Counting only lines that contain the string "title", how many are there in the data? Say the number alone.

** Exercise data **
========================================

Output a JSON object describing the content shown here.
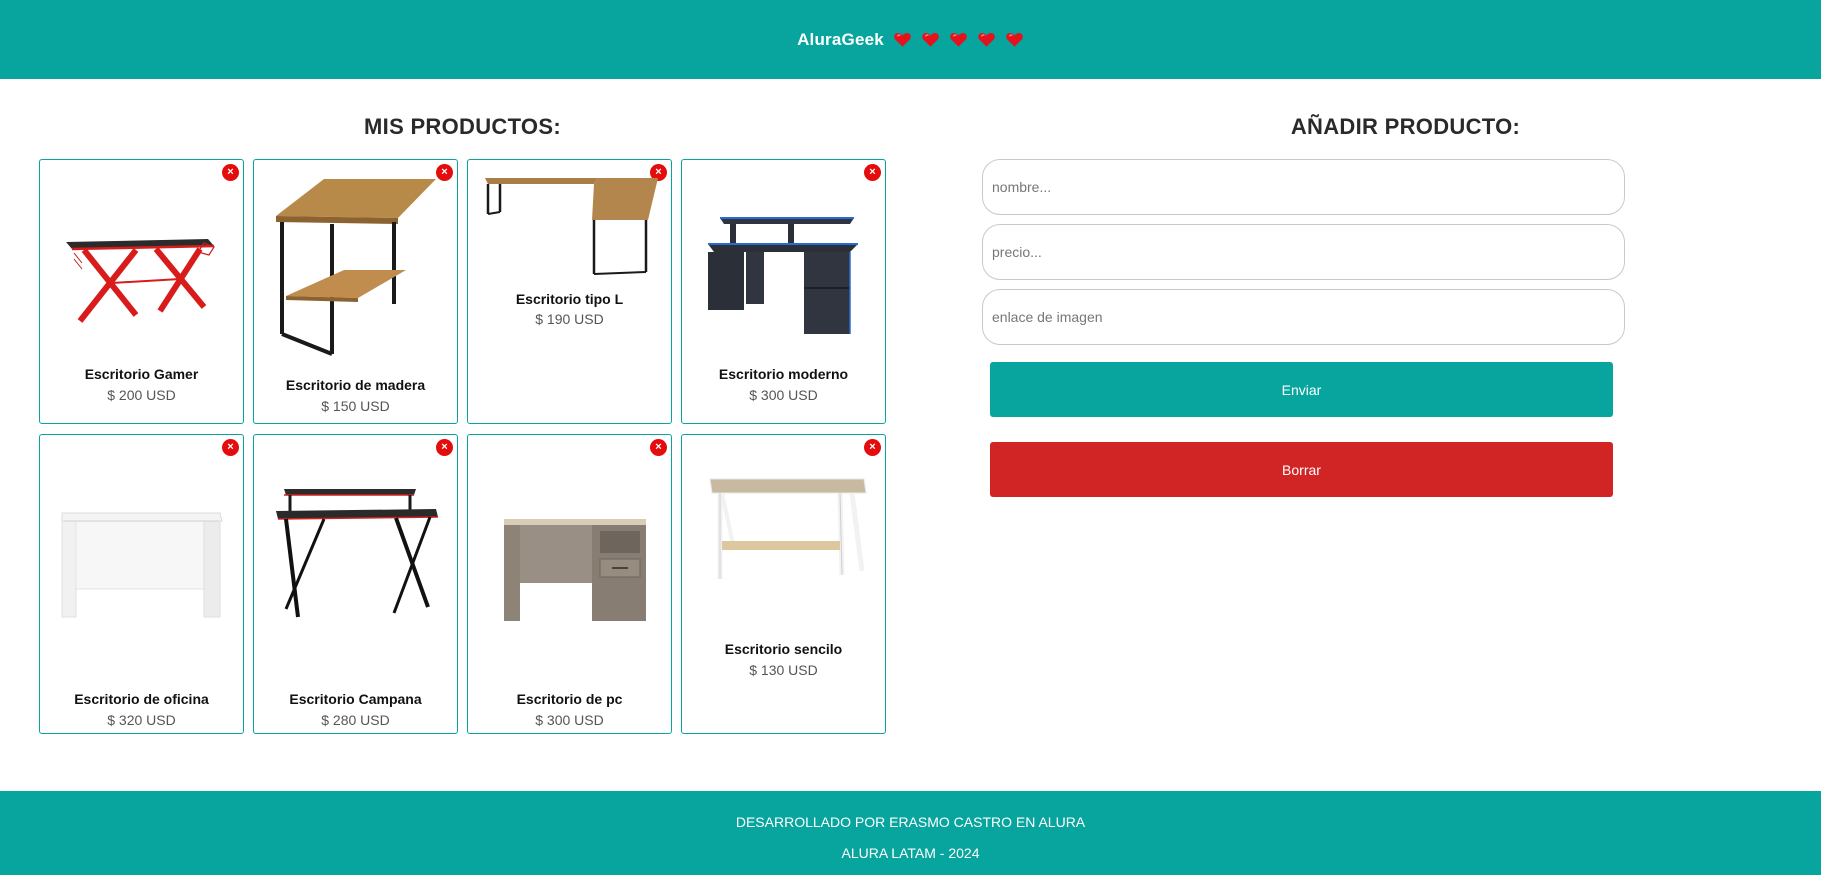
{
  "header": {
    "brand": "AluraGeek",
    "hearts": 5,
    "heart_color": "#e4121d"
  },
  "products_section": {
    "title": "MIS PRODUCTOS:"
  },
  "products": [
    {
      "name": "Escritorio Gamer",
      "price": "$ 200 USD",
      "image": "gamer-desk"
    },
    {
      "name": "Escritorio de madera",
      "price": "$ 150 USD",
      "image": "wood-desk"
    },
    {
      "name": "Escritorio tipo L",
      "price": "$ 190 USD",
      "image": "l-desk"
    },
    {
      "name": "Escritorio moderno",
      "price": "$ 300 USD",
      "image": "modern-desk"
    },
    {
      "name": "Escritorio de oficina",
      "price": "$ 320 USD",
      "image": "office-desk"
    },
    {
      "name": "Escritorio Campana",
      "price": "$ 280 USD",
      "image": "campana-desk"
    },
    {
      "name": "Escritorio de pc",
      "price": "$ 300 USD",
      "image": "pc-desk"
    },
    {
      "name": "Escritorio sencilo",
      "price": "$ 130 USD",
      "image": "simple-desk"
    }
  ],
  "close_icon": "×",
  "form": {
    "title": "AÑADIR PRODUCTO:",
    "name_placeholder": "nombre...",
    "price_placeholder": "precio...",
    "image_placeholder": "enlace de imagen",
    "send_label": "Enviar",
    "clear_label": "Borrar"
  },
  "footer": {
    "line1": "DESARROLLADO POR ERASMO CASTRO EN ALURA",
    "line2": "ALURA LATAM - 2024"
  },
  "colors": {
    "accent": "#07a59e",
    "danger": "#d12525"
  }
}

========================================

** Answer box **
2